The first threat is posed strictly through the power that these huge capitalist endeavors and industries (fast foods, tobacco, alcohol, gun, etc) have over the average consumer. Every day, either in your morning commute or on the morning news or even when listening to music, advertisements connected to these industries are run. Quite often, actually; to the point where the average American consumer probably doesn’t even realize their frequency; especially not their incredible effect. McDonald’s, in 2017, spent $632 million on advertising. That’s McDonald’s alone. Pair that with the hundreds of other notoriously unhealthy fast-food chains and you’ve got a recipe for disaster. Truly, the average American consumes a metaphorical ton of advertisement depicting unrealistic and sizzling and melting and beautifully crafted hamburgers.
What kind of effect can this really have, though? Surely, as an American consumer, I have the free will to choose not to eat at McDonald’s (and other similar firms) and subsequently choose not to have the associated health issues that come from a fast-food diet. Think again. Studies show that both children and adults, when exposed to food advertisements consume 45 percent more food than their peers not exposed to food advertisements. This makes sense, of course. Even as a vegan, every time an Arby’s “We Have the Meats” commercial comes on, my stomach gets a bit antsy.
We know how advertising works — it attempts to manipulate the choice of consumers. And, we know it works. It is successful in manipulating that choice (otherwise, McDonald’s would not have spent $632 million on it in 2017). With the health issues that come from eating fast-foods (always high in saturated fat and sodium), we cannot allow this to go on unregulated.
When we learned about the devastating effects of cigarettes on the general health of a human being, we (slowly) acted on it. But, even to this day, the warning labels on packs of cigarettes are nearly unintelligible. Sure, our government responded to protect its population from the dangers of blatant lies in advertisement (‘smoking is good for you’), but only after so many years of the dwindling power of cigarette lobbying groups. The same is happening with the fast food industry today.
As obesity and obesity-induced diseases become an ever-pressing issue, the U.S. government has to step up its game before it’s too late. The U.S. has to start throwing some regulation at this (so far) unregulated and uncontrolled industry. In the past, unregulated capitalism has killed. I argue that, today, it still does. Our reliance on oil and coal is destroying our planet. The proliferation of coal and oil use is profitable for certain industry elites. With the capital to influence policy, we see Donald Trump and other similar politicians being bought and paid for by these industry elites. We see the reversal of years of policies under Obama’s presidency. All in the name of money and power.
So, yes, unregulated capitalism is the single gravest threat to the health of humans everywhere. As companies and firms accrue more and more profit (to the point of being larger than some small countries as in the case of Amazon), the problem will only get worse. Capitalism, though, doesn’t have to be this way. It can be fixed. While the popularization of fast-foods (preying on low income earners) and tobacco and alcohol (preying on those addicted) and guns (preying on populations in high-crime areas) have the potential for devastating effects on general health and well-being, the popularization of cross-fit and veganism and healthy substitutes (all reserved for the wealthy) present potential solutions.

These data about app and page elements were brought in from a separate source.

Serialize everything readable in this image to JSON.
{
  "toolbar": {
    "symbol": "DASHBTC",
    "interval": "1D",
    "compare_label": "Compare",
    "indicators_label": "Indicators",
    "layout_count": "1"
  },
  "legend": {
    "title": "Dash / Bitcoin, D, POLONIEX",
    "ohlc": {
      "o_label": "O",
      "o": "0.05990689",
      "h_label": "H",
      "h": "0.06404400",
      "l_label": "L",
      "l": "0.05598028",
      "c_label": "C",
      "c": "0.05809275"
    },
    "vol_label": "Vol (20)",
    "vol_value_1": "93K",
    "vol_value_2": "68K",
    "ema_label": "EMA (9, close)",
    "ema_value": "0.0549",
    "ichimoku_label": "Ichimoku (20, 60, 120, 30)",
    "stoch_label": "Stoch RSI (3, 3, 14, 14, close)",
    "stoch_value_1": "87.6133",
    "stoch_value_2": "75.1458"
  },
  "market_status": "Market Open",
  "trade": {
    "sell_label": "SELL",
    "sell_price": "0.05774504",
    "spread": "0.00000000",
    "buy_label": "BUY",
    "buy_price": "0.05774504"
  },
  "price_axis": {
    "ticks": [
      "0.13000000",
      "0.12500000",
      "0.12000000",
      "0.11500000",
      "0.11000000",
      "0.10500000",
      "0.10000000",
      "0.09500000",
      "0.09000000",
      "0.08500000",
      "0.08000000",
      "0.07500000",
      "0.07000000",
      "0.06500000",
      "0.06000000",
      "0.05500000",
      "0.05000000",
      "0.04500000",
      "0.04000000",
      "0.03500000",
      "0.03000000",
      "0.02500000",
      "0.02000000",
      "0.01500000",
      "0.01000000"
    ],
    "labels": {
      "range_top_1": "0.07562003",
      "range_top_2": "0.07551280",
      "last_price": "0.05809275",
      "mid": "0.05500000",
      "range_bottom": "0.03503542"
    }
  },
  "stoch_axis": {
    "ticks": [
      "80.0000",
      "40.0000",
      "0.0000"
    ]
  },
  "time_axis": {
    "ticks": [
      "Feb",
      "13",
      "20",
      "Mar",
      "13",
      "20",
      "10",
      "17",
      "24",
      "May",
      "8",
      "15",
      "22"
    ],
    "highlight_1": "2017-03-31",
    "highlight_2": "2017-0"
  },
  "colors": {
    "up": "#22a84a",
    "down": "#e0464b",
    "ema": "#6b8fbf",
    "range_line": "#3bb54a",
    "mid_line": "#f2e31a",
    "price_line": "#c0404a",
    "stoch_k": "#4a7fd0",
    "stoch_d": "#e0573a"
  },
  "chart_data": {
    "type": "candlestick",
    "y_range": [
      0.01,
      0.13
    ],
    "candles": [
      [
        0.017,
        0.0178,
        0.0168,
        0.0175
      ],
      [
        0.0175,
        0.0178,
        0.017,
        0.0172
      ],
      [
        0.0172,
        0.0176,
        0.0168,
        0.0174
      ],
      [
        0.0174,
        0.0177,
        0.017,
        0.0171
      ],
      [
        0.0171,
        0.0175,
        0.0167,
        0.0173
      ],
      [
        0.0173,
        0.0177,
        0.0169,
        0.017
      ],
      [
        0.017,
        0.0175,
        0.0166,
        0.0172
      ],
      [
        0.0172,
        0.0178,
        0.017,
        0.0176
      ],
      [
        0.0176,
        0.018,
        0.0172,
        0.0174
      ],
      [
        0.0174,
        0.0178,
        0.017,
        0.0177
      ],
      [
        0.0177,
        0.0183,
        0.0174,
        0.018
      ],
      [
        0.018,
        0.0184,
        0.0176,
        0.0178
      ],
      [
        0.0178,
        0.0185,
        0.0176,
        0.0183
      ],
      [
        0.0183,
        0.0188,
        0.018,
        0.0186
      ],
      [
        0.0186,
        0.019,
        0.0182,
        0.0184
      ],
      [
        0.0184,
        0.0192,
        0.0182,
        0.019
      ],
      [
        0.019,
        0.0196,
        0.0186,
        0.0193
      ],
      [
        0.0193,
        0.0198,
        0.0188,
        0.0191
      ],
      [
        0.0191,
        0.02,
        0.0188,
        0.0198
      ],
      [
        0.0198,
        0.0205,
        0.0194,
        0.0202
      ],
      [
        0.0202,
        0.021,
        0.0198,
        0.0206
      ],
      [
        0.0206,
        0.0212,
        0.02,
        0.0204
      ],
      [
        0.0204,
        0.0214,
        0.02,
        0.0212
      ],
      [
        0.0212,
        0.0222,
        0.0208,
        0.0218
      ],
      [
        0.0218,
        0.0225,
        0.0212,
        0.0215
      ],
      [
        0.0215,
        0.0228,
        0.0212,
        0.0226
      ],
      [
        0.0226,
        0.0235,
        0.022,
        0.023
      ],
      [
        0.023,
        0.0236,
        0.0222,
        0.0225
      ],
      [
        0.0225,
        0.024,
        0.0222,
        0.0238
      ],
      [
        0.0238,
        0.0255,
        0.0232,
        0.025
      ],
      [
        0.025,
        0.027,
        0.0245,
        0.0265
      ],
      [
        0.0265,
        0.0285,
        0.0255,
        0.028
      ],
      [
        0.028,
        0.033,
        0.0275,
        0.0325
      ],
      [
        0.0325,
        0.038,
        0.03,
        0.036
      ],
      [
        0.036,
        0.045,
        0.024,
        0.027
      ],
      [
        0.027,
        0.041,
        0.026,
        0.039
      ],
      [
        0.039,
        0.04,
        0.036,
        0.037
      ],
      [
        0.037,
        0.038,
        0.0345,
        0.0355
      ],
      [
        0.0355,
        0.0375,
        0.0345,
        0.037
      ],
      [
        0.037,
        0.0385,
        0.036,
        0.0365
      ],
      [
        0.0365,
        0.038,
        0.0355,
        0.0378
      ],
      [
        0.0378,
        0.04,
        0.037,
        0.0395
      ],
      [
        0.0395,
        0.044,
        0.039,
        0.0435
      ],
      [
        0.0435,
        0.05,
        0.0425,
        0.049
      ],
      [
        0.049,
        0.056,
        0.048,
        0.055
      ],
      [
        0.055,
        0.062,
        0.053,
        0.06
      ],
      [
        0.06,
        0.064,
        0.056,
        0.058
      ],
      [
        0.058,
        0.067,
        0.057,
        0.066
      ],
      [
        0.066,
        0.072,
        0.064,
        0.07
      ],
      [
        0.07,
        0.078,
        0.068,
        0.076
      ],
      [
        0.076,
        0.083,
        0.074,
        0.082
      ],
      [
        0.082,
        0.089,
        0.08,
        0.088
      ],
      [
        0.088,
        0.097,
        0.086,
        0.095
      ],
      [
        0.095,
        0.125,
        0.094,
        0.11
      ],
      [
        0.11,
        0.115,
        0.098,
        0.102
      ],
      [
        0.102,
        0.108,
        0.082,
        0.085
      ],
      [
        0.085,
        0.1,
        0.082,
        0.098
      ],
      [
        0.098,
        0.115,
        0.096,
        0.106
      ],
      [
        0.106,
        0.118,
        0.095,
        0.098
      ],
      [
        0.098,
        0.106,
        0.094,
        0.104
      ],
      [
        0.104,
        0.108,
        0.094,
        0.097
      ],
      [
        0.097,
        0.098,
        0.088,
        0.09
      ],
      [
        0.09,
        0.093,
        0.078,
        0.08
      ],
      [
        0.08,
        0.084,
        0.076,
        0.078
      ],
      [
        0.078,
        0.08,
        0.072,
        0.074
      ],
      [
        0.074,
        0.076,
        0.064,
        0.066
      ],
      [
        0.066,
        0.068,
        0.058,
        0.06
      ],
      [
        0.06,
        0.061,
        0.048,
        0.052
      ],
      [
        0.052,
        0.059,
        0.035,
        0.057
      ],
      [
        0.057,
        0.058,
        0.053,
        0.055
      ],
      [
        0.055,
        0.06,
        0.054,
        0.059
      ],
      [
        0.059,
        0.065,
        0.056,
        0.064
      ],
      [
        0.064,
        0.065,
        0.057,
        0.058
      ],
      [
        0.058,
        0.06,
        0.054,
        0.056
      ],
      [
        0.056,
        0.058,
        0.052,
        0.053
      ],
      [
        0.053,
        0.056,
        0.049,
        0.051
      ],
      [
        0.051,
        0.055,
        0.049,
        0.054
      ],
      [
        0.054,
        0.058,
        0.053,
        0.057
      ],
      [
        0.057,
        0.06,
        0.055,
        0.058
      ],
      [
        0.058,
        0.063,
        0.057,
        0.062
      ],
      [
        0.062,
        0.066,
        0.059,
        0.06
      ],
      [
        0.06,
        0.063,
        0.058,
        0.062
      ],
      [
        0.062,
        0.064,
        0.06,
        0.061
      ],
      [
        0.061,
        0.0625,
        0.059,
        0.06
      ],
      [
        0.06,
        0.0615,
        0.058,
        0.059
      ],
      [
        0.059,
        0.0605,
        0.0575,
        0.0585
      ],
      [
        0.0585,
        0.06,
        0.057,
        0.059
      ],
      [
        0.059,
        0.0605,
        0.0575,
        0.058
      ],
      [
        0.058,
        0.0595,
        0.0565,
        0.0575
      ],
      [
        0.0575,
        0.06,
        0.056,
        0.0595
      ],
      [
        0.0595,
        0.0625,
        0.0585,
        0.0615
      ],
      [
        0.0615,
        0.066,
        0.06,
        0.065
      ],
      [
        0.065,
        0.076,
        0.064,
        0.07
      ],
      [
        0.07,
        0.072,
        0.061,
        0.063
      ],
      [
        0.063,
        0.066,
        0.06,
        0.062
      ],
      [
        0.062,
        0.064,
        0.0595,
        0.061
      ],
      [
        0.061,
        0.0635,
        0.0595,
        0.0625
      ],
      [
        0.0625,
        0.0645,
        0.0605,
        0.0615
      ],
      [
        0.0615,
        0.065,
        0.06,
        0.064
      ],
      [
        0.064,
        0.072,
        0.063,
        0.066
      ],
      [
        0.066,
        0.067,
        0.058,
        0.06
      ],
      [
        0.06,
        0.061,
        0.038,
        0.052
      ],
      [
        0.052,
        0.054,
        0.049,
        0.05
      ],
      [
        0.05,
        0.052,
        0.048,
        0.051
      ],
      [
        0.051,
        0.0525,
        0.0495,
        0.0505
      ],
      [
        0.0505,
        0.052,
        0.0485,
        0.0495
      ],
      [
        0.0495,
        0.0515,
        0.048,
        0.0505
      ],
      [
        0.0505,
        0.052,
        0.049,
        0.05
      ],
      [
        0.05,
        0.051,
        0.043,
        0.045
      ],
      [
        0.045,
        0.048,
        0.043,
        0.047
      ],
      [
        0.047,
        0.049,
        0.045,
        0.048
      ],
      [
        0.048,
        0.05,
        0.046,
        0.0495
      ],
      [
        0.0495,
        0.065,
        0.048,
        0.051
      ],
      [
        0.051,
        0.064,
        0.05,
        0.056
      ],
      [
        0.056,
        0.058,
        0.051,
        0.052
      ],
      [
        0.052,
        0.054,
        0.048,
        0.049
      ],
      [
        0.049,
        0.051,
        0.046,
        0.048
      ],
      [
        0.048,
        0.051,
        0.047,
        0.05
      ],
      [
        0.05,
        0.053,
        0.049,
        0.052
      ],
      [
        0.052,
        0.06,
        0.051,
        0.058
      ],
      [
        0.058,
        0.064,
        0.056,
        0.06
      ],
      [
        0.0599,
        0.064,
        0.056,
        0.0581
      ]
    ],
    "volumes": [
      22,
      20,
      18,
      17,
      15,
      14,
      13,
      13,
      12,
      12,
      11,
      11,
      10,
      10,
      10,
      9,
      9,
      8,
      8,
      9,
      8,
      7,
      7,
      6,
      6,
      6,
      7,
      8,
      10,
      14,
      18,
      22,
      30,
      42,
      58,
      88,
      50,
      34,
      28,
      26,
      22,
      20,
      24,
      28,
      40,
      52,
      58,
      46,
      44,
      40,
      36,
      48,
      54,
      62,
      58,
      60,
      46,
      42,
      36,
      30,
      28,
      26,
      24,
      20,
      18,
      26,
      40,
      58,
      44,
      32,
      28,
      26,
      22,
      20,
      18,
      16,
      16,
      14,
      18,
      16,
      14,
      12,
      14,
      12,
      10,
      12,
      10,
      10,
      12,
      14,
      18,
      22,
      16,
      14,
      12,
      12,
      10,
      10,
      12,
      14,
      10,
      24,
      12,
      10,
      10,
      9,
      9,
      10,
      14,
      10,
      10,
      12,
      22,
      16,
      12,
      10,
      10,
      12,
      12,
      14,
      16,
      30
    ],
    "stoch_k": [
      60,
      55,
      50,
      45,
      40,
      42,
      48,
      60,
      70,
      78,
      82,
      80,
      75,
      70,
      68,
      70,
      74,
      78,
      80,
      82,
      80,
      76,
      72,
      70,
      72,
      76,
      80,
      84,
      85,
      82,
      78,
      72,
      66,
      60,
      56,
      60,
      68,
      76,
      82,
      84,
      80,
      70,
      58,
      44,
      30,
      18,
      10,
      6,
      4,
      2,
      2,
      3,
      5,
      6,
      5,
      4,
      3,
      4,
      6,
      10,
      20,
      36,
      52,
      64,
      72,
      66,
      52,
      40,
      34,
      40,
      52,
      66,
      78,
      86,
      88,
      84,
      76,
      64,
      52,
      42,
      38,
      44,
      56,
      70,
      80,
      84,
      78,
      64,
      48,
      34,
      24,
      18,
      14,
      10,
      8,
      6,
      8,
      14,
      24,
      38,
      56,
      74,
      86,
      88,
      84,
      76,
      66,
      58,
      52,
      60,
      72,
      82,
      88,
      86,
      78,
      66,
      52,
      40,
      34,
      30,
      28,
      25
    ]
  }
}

Sure, capitalism is dangerous and terrible and responsible for much of the health issues present in the U.S. Only, though, unbridled. It also presents the greatest potential for fixing its mistakes. Capitalism (both through its consumers and its industries), thus, has to decide for itself whether to be a harbinger of healthy habits or of deadly vices.
Editor’s note: on account of an oversight by the author, the FDA was mistakenly listed as the FBI.
The views expressed in this column are those of the author and not necessarily those of The Observer.